Towards three o'clock, the warship which was cruising before the inlet, after having sent search parties aboard a few fishing-smacks, suddenly manoeuvred to the entrance of the pass, and awaited the approaching schooner. The latter surely did not imagine that she could force a passage in spite of the cruiser, or escape from a vessel propelled by steam. Besides, had she attempted such a foolhardy trick, a couple of shots from the _Falcon's_ guns would speedily have constrained her to lay to.
Presently a boat, manned by two officers and ten sailors, put off from the cruiser and rowed towards the _Ebba_. When they were only about half a cable's length off, one of the men rose and waved a flag.
"That's a signal to stop," said Engineer Serko.
"Precisely," remarked the Count d'Artigas.
"We shall have to lay to."
"Then lay to."
Captain Spade went forward and gave the necessary orders, and in a few minutes the vessel slackened speed, and was soon merely drifting with the tide.
The _Falcon's_ boat pulled alongside, and a man in the bows held on to her with a boat-hook. The gangway was lowered by a couple of hands on the schooner, and the two officers, followed by eight of their men, climbed on deck.
They found the crew of the _Ebba_ drawn up in line on the forecastle.
The officer in command of the boarding-party--a first lieutenant--advanced towards the owner of the schooner, and the following questions and answers were exchanged:
"This schooner belongs to the Count d'Artigas, to whom, I presume, I have the honor of speaking?"
"What is her name?"
"She is commanded by?--"
"What is his nationality?"
The officer scrutinized the schooner's flag, while the Count d'Artigas added:
"Will you be good enough to tell me, sir, to what circumstance I owe the pleasure of your visit on board my vessel?"
"Orders have been received," replied the officer, "to search every vessel now anchored in Pamlico Sound, or which attempts to leave it."
He did not deem it necessary to insist upon this point since the _Ebba_, above every other, was to be subjected to the bother of a rigorous examination.
"You, of course, sir, have no intention of refusing me permission to go over your schooner?"
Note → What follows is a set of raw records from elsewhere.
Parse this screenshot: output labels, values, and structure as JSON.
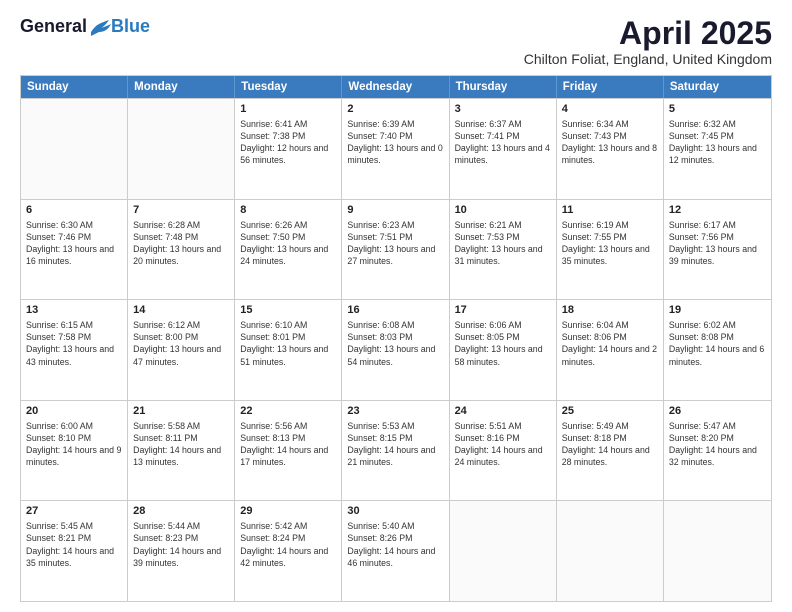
{
  "logo": {
    "general": "General",
    "blue": "Blue"
  },
  "title": "April 2025",
  "subtitle": "Chilton Foliat, England, United Kingdom",
  "days": [
    "Sunday",
    "Monday",
    "Tuesday",
    "Wednesday",
    "Thursday",
    "Friday",
    "Saturday"
  ],
  "weeks": [
    [
      {
        "day": "",
        "sunrise": "",
        "sunset": "",
        "daylight": ""
      },
      {
        "day": "",
        "sunrise": "",
        "sunset": "",
        "daylight": ""
      },
      {
        "day": "1",
        "sunrise": "Sunrise: 6:41 AM",
        "sunset": "Sunset: 7:38 PM",
        "daylight": "Daylight: 12 hours and 56 minutes."
      },
      {
        "day": "2",
        "sunrise": "Sunrise: 6:39 AM",
        "sunset": "Sunset: 7:40 PM",
        "daylight": "Daylight: 13 hours and 0 minutes."
      },
      {
        "day": "3",
        "sunrise": "Sunrise: 6:37 AM",
        "sunset": "Sunset: 7:41 PM",
        "daylight": "Daylight: 13 hours and 4 minutes."
      },
      {
        "day": "4",
        "sunrise": "Sunrise: 6:34 AM",
        "sunset": "Sunset: 7:43 PM",
        "daylight": "Daylight: 13 hours and 8 minutes."
      },
      {
        "day": "5",
        "sunrise": "Sunrise: 6:32 AM",
        "sunset": "Sunset: 7:45 PM",
        "daylight": "Daylight: 13 hours and 12 minutes."
      }
    ],
    [
      {
        "day": "6",
        "sunrise": "Sunrise: 6:30 AM",
        "sunset": "Sunset: 7:46 PM",
        "daylight": "Daylight: 13 hours and 16 minutes."
      },
      {
        "day": "7",
        "sunrise": "Sunrise: 6:28 AM",
        "sunset": "Sunset: 7:48 PM",
        "daylight": "Daylight: 13 hours and 20 minutes."
      },
      {
        "day": "8",
        "sunrise": "Sunrise: 6:26 AM",
        "sunset": "Sunset: 7:50 PM",
        "daylight": "Daylight: 13 hours and 24 minutes."
      },
      {
        "day": "9",
        "sunrise": "Sunrise: 6:23 AM",
        "sunset": "Sunset: 7:51 PM",
        "daylight": "Daylight: 13 hours and 27 minutes."
      },
      {
        "day": "10",
        "sunrise": "Sunrise: 6:21 AM",
        "sunset": "Sunset: 7:53 PM",
        "daylight": "Daylight: 13 hours and 31 minutes."
      },
      {
        "day": "11",
        "sunrise": "Sunrise: 6:19 AM",
        "sunset": "Sunset: 7:55 PM",
        "daylight": "Daylight: 13 hours and 35 minutes."
      },
      {
        "day": "12",
        "sunrise": "Sunrise: 6:17 AM",
        "sunset": "Sunset: 7:56 PM",
        "daylight": "Daylight: 13 hours and 39 minutes."
      }
    ],
    [
      {
        "day": "13",
        "sunrise": "Sunrise: 6:15 AM",
        "sunset": "Sunset: 7:58 PM",
        "daylight": "Daylight: 13 hours and 43 minutes."
      },
      {
        "day": "14",
        "sunrise": "Sunrise: 6:12 AM",
        "sunset": "Sunset: 8:00 PM",
        "daylight": "Daylight: 13 hours and 47 minutes."
      },
      {
        "day": "15",
        "sunrise": "Sunrise: 6:10 AM",
        "sunset": "Sunset: 8:01 PM",
        "daylight": "Daylight: 13 hours and 51 minutes."
      },
      {
        "day": "16",
        "sunrise": "Sunrise: 6:08 AM",
        "sunset": "Sunset: 8:03 PM",
        "daylight": "Daylight: 13 hours and 54 minutes."
      },
      {
        "day": "17",
        "sunrise": "Sunrise: 6:06 AM",
        "sunset": "Sunset: 8:05 PM",
        "daylight": "Daylight: 13 hours and 58 minutes."
      },
      {
        "day": "18",
        "sunrise": "Sunrise: 6:04 AM",
        "sunset": "Sunset: 8:06 PM",
        "daylight": "Daylight: 14 hours and 2 minutes."
      },
      {
        "day": "19",
        "sunrise": "Sunrise: 6:02 AM",
        "sunset": "Sunset: 8:08 PM",
        "daylight": "Daylight: 14 hours and 6 minutes."
      }
    ],
    [
      {
        "day": "20",
        "sunrise": "Sunrise: 6:00 AM",
        "sunset": "Sunset: 8:10 PM",
        "daylight": "Daylight: 14 hours and 9 minutes."
      },
      {
        "day": "21",
        "sunrise": "Sunrise: 5:58 AM",
        "sunset": "Sunset: 8:11 PM",
        "daylight": "Daylight: 14 hours and 13 minutes."
      },
      {
        "day": "22",
        "sunrise": "Sunrise: 5:56 AM",
        "sunset": "Sunset: 8:13 PM",
        "daylight": "Daylight: 14 hours and 17 minutes."
      },
      {
        "day": "23",
        "sunrise": "Sunrise: 5:53 AM",
        "sunset": "Sunset: 8:15 PM",
        "daylight": "Daylight: 14 hours and 21 minutes."
      },
      {
        "day": "24",
        "sunrise": "Sunrise: 5:51 AM",
        "sunset": "Sunset: 8:16 PM",
        "daylight": "Daylight: 14 hours and 24 minutes."
      },
      {
        "day": "25",
        "sunrise": "Sunrise: 5:49 AM",
        "sunset": "Sunset: 8:18 PM",
        "daylight": "Daylight: 14 hours and 28 minutes."
      },
      {
        "day": "26",
        "sunrise": "Sunrise: 5:47 AM",
        "sunset": "Sunset: 8:20 PM",
        "daylight": "Daylight: 14 hours and 32 minutes."
      }
    ],
    [
      {
        "day": "27",
        "sunrise": "Sunrise: 5:45 AM",
        "sunset": "Sunset: 8:21 PM",
        "daylight": "Daylight: 14 hours and 35 minutes."
      },
      {
        "day": "28",
        "sunrise": "Sunrise: 5:44 AM",
        "sunset": "Sunset: 8:23 PM",
        "daylight": "Daylight: 14 hours and 39 minutes."
      },
      {
        "day": "29",
        "sunrise": "Sunrise: 5:42 AM",
        "sunset": "Sunset: 8:24 PM",
        "daylight": "Daylight: 14 hours and 42 minutes."
      },
      {
        "day": "30",
        "sunrise": "Sunrise: 5:40 AM",
        "sunset": "Sunset: 8:26 PM",
        "daylight": "Daylight: 14 hours and 46 minutes."
      },
      {
        "day": "",
        "sunrise": "",
        "sunset": "",
        "daylight": ""
      },
      {
        "day": "",
        "sunrise": "",
        "sunset": "",
        "daylight": ""
      },
      {
        "day": "",
        "sunrise": "",
        "sunset": "",
        "daylight": ""
      }
    ]
  ]
}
"Assuredly not, sir. My vessel is at your disposal from peaks to bilges. Only I should like to know why all the vessels which happen to be in Pamlico Sound to-day are being subjected to this formality."
"I see no reason why you should not be informed, Monsieur the Count," replied the officer. "The governor of North Carolina has been apprised that Healthful House has been broken into and two persons kidnapped, and the authorities merely wish to satisfy themselves that the persons carried off have not been embarked during the night."
"Is it possible?" exclaimed the Count, feigning surprise. "And who are the persons who have thus disappeared from Healthful House?"
"An inventor--a madman--and his keeper."
"A madman, sir? Do you, may I ask, refer to the Frenchman, Thomas Roch?"
"The Thomas Roch whom I saw yesterday during my visit to the establishment--whom I questioned in presence of the director--who was seized with a violent paroxysm just as Captain Spade and I were leaving?"
The officer observed the stranger with the keenest attention, in an effort to surprise anything suspicious in his attitude or remarks.
"It is incredible!" added the Count, as though he had just heard about the outrage for the first time.
"I can easily understand, sir, how uneasy the authorities must be," he went on, "in view of Thomas Roch's personality, and I cannot but approve of the measures taken. I need hardly say that neither the French inventor nor his keeper is on board the _Ebba_. However, you can assure yourself of the fact by examining the schooner as minutely as you desire. Captain Spade, show these gentlemen over the vessel."
Then saluting the lieutenant of the _Falcon_ coldly, the Count d'Artigas sank into his deck-chair again and replaced his cigar between his lips, while the two officers and eight sailors, conducted by Captain Spade, began their search.